Activity
What lines of the data hold the string "spillChannelIDs"? Pull each one out.

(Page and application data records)
_ _ _ _ _

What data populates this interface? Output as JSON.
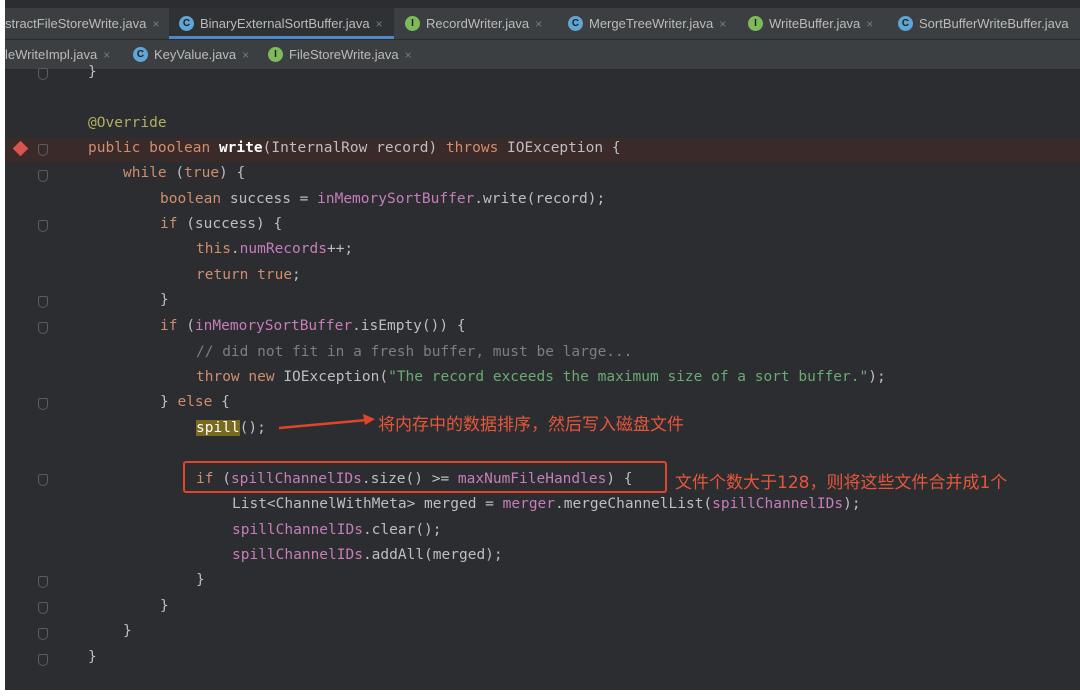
{
  "tabs_row1": [
    {
      "label": "stractFileStoreWrite.java",
      "icon": "none",
      "active": false
    },
    {
      "label": "BinaryExternalSortBuffer.java",
      "icon": "class-icon",
      "active": true
    },
    {
      "label": "RecordWriter.java",
      "icon": "interface-icon",
      "active": false
    },
    {
      "label": "MergeTreeWriter.java",
      "icon": "class-icon",
      "active": false
    },
    {
      "label": "WriteBuffer.java",
      "icon": "interface-icon",
      "active": false
    },
    {
      "label": "SortBufferWriteBuffer.java",
      "icon": "class-icon",
      "active": false
    }
  ],
  "tabs_row2": [
    {
      "label": "leWriteImpl.java",
      "icon": "none",
      "active": false
    },
    {
      "label": "KeyValue.java",
      "icon": "class-icon",
      "active": false
    },
    {
      "label": "FileStoreWrite.java",
      "icon": "interface-icon",
      "active": false
    }
  ],
  "icon_glyphs": {
    "class": "C",
    "interface": "I",
    "close": "×"
  },
  "code": {
    "l0": "}",
    "l1_ann": "@Override",
    "l2_a": "public boolean ",
    "l2_fn": "write",
    "l2_b": "(InternalRow record) ",
    "l2_kw": "throws",
    "l2_c": " IOException {",
    "l3_kw": "while",
    "l3_a": " (",
    "l3_kw2": "true",
    "l3_b": ") {",
    "l4_kw": "boolean",
    "l4_a": " success = ",
    "l4_f": "inMemorySortBuffer",
    "l4_b": ".write(record);",
    "l5_kw": "if",
    "l5_a": " (success) {",
    "l6_kw": "this",
    "l6_a": ".",
    "l6_f": "numRecords",
    "l6_b": "++;",
    "l7_kw": "return",
    "l7_a": " ",
    "l7_kw2": "true",
    "l7_b": ";",
    "l8": "}",
    "l9_kw": "if",
    "l9_a": " (",
    "l9_f": "inMemorySortBuffer",
    "l9_b": ".isEmpty()) {",
    "l10_cmt": "// did not fit in a fresh buffer, must be large...",
    "l11_kw": "throw",
    "l11_a": " ",
    "l11_kw2": "new",
    "l11_b": " IOException(",
    "l11_str": "\"The record exceeds the maximum size of a sort buffer.\"",
    "l11_c": ");",
    "l12_a": "} ",
    "l12_kw": "else",
    "l12_b": " {",
    "l13_hl": "spill",
    "l13_a": "();",
    "l14_kw": "if",
    "l14_a": " (",
    "l14_f": "spillChannelIDs",
    "l14_b": ".size() >= ",
    "l14_f2": "maxNumFileHandles",
    "l14_c": ") {",
    "l15_a": "List<ChannelWithMeta> merged = ",
    "l15_f": "merger",
    "l15_b": ".mergeChannelList(",
    "l15_f2": "spillChannelIDs",
    "l15_c": ");",
    "l16_f": "spillChannelIDs",
    "l16_a": ".clear();",
    "l17_f": "spillChannelIDs",
    "l17_a": ".addAll(merged);",
    "l18": "}",
    "l19": "}",
    "l20": "}",
    "l21": "}"
  },
  "annotations": {
    "spill_note": "将内存中的数据排序，然后写入磁盘文件",
    "merge_note": "文件个数大于128，则将这些文件合并成1个"
  },
  "colors": {
    "annotation_red": "#e0452a",
    "keyword": "#cf8e6d",
    "field": "#c77dbb",
    "string": "#6aab73"
  }
}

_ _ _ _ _

Completed exercise
    "l14_f": "spillChannelIDs",
    "l15_f2": "spillChannelIDs",
    "l16_f": "spillChannelIDs",
    "l17_f": "spillChannelIDs",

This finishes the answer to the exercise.